- [EXERCISE REQUIREMENTS] Identify all lines of the data containing the string "Save" and copy them.

- [DATA]
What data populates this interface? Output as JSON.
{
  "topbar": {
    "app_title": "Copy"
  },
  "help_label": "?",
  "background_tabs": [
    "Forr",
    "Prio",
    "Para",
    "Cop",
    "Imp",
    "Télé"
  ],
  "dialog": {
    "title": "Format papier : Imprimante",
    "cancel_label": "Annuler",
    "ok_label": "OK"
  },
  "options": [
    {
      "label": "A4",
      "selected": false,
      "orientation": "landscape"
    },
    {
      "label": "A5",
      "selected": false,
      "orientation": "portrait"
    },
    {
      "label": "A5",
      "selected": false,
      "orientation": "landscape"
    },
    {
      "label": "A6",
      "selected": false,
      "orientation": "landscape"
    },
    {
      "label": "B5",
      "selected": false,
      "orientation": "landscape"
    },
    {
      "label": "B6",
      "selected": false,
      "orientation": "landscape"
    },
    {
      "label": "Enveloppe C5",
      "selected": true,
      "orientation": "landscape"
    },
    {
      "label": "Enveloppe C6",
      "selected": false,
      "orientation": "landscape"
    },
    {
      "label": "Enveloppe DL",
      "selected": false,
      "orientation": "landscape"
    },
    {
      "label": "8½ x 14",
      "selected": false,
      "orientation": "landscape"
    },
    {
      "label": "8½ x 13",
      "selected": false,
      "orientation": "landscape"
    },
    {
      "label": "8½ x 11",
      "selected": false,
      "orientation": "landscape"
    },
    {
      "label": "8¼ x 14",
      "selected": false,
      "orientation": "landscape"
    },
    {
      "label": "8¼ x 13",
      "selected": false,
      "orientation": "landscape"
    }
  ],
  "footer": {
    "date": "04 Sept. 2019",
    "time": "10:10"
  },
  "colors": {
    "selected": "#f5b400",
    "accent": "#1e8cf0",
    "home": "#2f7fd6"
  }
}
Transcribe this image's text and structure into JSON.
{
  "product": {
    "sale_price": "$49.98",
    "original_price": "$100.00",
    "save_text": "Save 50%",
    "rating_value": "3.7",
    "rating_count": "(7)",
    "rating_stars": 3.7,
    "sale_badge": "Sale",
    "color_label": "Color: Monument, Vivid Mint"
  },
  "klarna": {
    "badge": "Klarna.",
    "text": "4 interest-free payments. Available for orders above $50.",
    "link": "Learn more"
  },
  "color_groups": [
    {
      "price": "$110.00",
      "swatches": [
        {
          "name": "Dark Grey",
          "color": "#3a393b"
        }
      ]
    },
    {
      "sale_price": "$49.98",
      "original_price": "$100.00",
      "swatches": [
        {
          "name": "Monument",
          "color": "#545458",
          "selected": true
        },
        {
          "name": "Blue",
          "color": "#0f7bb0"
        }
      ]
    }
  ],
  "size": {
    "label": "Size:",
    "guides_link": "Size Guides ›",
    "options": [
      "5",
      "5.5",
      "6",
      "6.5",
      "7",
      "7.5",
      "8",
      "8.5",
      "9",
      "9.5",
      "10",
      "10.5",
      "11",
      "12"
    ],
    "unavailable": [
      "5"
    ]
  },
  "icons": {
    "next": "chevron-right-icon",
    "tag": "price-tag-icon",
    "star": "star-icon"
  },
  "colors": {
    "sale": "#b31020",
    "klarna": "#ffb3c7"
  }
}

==

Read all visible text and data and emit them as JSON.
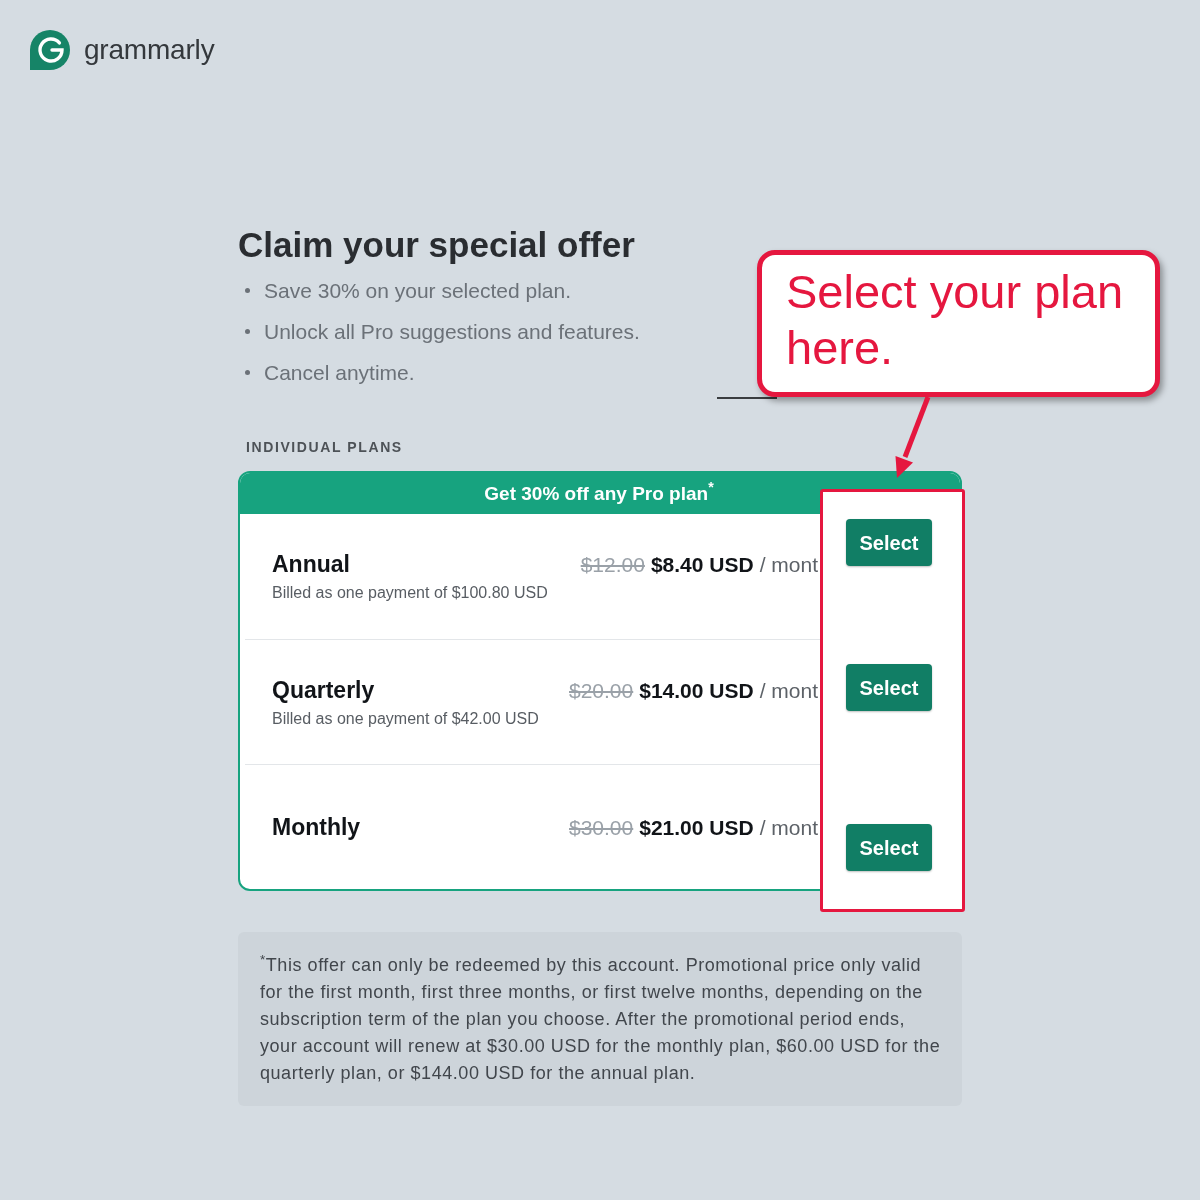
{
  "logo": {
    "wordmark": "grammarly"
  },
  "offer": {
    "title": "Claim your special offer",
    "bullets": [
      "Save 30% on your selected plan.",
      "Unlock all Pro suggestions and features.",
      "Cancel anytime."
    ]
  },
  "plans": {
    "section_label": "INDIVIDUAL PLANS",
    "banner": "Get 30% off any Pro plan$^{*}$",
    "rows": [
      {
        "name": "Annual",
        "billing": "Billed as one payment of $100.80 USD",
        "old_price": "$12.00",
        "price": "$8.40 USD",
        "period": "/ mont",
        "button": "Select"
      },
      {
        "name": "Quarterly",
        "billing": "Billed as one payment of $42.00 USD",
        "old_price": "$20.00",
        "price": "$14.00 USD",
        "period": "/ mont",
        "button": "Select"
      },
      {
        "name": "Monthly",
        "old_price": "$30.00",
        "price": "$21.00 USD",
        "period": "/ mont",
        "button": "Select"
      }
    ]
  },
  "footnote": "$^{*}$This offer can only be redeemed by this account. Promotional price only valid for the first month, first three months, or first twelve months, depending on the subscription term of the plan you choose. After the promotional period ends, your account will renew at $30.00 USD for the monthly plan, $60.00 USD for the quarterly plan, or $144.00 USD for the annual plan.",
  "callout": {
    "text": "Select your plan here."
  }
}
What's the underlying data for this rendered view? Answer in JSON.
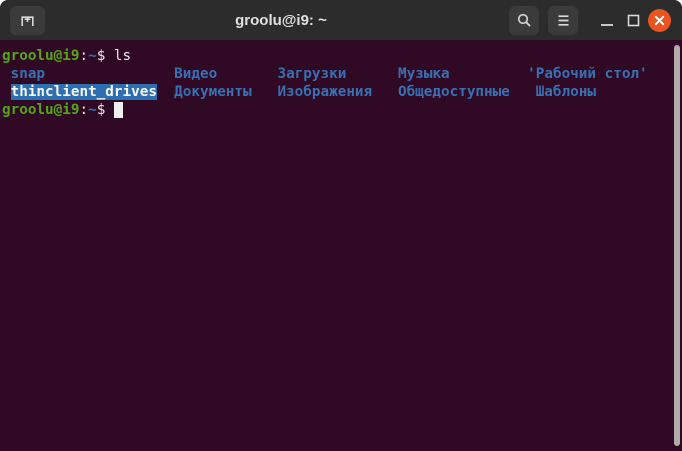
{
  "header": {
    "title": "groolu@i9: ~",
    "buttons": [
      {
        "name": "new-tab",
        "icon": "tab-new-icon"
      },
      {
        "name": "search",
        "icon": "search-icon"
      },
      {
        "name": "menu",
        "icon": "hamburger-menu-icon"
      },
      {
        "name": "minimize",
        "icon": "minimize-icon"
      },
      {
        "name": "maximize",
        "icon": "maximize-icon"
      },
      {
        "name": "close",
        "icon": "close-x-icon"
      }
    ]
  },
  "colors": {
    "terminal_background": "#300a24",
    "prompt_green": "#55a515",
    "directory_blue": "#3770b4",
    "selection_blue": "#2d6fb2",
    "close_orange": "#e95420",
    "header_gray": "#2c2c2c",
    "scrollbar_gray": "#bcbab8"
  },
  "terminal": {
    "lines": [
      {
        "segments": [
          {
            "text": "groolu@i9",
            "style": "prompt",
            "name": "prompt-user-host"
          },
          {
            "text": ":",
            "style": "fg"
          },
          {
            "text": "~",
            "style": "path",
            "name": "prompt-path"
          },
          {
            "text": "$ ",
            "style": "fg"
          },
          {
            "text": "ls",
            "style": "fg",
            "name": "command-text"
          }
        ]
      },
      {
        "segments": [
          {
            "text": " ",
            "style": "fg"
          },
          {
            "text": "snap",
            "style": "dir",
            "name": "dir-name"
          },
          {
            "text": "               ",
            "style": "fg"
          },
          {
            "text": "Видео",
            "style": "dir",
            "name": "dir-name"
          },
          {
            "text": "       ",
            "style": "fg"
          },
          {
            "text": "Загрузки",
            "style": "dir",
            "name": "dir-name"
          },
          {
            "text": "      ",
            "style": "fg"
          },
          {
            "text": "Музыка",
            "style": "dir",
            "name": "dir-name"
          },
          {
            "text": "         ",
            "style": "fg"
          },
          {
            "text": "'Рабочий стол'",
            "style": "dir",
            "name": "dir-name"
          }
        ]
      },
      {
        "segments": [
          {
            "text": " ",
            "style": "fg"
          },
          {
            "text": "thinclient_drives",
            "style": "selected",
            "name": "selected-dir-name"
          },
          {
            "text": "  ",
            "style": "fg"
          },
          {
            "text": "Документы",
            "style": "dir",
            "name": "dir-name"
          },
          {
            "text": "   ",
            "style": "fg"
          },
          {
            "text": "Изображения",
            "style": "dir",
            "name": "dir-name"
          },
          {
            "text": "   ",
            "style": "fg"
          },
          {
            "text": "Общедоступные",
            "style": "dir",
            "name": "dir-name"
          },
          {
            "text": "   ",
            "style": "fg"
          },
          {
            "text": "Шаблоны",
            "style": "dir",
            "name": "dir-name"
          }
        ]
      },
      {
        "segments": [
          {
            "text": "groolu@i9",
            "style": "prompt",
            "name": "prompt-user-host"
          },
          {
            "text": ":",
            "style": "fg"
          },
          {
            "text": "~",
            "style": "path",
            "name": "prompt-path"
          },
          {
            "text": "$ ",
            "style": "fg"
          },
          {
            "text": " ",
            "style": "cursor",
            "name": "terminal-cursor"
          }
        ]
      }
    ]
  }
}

- [WRITTEN RESPONSE]
    "save_text": "Save 50%",
      "Save 30% on your selected plan.",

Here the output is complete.